A Publication of WTVP

In 1865, the Civil War was ending and the country was rebuilding. In Kansas City, a small bank called the Kansas City Savings Association started making loans to entrepreneurs who built businesses, railroads and a Midwest economy. Now known as Commerce Bank, that small Missouri bank would go on to build connections across the Midwest and nationally as a “super-community bank.”

Today, the ways we send and manage money have drastically changed due to new technology. More and more transactions happen through online banking or a mobile application. We can send money to loved ones through our phone.

So, how does a super-community bank continue to thrive? There are several reasons, but, overall, it’s because banking is still about relationships. The reasons we send, save and manage money remain the same over time. Banking is still about relationships, which form the basis for a strong community.

Personal service still matters. Back in the beginning, “personal service” meant a local banker who knew you and your family by name and could personally attend to your banking needs. The same holds true today. The difference is, today’s consumers don’t necessarily want or need to come inside a building to have their needs met. Newer technologies—think ATMs, online banking and mobile banking—conveniently provide the round-the-clock access consumers prefer. But technology doesn’t make that friendly, local banker obsolete. While customers handle routine transactions online, personal bankers in branches have more time to spend having quality conversations with customers. They can take even more time discussing challenging decisions or helping with financial goals.

Managing risk. Amidst industry data breaches and fraud attempts, companies and customers must work especially hard to keep information secure. Our customers can rest assured that anytime we suspect a card has been misused, we contact them directly and close down that card immediately. We take the worry out of what can be an uncertain situation by ensuring that customers are not responsible for fraudulent charges. Our staff and systems work 24 hours a day, 365 days a year to fight fraud.

We continue to adapt to change. The only constant in life, it’s said, is change. Commerce has outlasted many other banks, not because we jump quickly on the latest business fads, but because we watch for unique opportunities that are a good fit, but that other financial institutions may pass up. That approach has enabled us to identify niches—such as business payment systems and credit cards—where we can build leadership positions. And once we have them, we refuse to rest on our laurels, constantly seeking better ways to improve on serving customer needs.
 For instance, when chip technology was introduced for securing credit and debit cards, many banks retired their combination debit/credit card offering. But Commerce Bank reinvested in its combination debit and credit card—known as Special Connections—to make it chip-compatible and more secure.

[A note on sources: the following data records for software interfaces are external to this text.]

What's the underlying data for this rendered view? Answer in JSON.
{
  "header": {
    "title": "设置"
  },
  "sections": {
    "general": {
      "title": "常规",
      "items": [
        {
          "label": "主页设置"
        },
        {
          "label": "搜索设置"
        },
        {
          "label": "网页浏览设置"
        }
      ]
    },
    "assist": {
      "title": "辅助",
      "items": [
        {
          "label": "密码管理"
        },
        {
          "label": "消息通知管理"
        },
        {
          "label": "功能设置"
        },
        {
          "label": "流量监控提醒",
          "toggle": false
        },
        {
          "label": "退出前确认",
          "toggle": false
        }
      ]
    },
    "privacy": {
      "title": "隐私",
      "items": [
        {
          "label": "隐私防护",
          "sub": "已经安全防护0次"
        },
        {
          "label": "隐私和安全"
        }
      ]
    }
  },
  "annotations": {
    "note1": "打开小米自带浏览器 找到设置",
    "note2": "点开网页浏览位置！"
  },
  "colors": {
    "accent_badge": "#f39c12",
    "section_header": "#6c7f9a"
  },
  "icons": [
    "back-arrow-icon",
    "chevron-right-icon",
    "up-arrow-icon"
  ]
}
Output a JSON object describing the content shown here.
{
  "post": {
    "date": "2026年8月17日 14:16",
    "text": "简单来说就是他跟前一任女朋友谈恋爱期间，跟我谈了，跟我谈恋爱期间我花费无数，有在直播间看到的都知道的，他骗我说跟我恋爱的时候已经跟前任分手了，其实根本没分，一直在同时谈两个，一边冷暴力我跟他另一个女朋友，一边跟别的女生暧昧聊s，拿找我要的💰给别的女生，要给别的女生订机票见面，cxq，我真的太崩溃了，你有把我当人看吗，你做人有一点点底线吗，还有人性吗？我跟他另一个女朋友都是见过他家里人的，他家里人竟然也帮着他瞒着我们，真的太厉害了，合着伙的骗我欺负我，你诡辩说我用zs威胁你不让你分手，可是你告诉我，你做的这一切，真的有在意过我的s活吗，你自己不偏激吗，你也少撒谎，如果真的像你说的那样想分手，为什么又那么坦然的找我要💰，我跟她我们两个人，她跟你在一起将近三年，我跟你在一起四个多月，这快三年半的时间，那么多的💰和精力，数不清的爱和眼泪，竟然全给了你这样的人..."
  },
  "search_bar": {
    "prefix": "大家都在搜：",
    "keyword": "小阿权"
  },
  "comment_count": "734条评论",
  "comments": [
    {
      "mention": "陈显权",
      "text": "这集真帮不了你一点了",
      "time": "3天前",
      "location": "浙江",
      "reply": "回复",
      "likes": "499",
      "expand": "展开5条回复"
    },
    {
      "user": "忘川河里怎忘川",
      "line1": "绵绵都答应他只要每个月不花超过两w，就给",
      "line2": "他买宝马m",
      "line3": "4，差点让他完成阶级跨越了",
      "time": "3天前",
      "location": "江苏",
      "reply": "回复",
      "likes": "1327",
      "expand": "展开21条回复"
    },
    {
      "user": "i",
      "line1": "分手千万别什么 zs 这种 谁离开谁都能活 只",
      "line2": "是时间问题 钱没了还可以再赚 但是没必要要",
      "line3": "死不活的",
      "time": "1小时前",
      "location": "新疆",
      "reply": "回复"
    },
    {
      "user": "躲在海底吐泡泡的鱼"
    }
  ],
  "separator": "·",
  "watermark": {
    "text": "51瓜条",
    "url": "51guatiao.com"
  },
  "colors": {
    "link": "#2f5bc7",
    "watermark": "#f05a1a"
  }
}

We continue to grow. Commerce Bank was founded on $20,000 in capital. We’ve since grown from a single bank in Kansas City to 350 locations in five states, a national payments system, and tailored solutions for industries such as healthcare and insurance. By working with our customers, we’ve helped countless successful businesses grow, including our own. That growth has enabled the bank to raise its regular cash dividend every year for 46 consecutive years.

We give back. A bank’s growth is intertwined with the growth of the communities it serves. That is why Commerce has long placed high priority on charitable contributions and volunteer efforts. From our support of the United Way to the hundreds of hours our employees volunteer each year for organizations like Rebuilding Together and the Salvation Army, we remain committed to contributing wherever we can to our communities’ future health and prosperity.

We don’t know what the next 150 years will look like, but we’re confident we have a strong foundation—and even stronger relationships—to make the most of whatever the future brings. iBi

Jonathan Williams is the president for Commerce Bank’s Peoria Market. Peoria is a part of the Central Illinois Region, which also includes offices in Bloomington-Normal and Champaign-Urbana.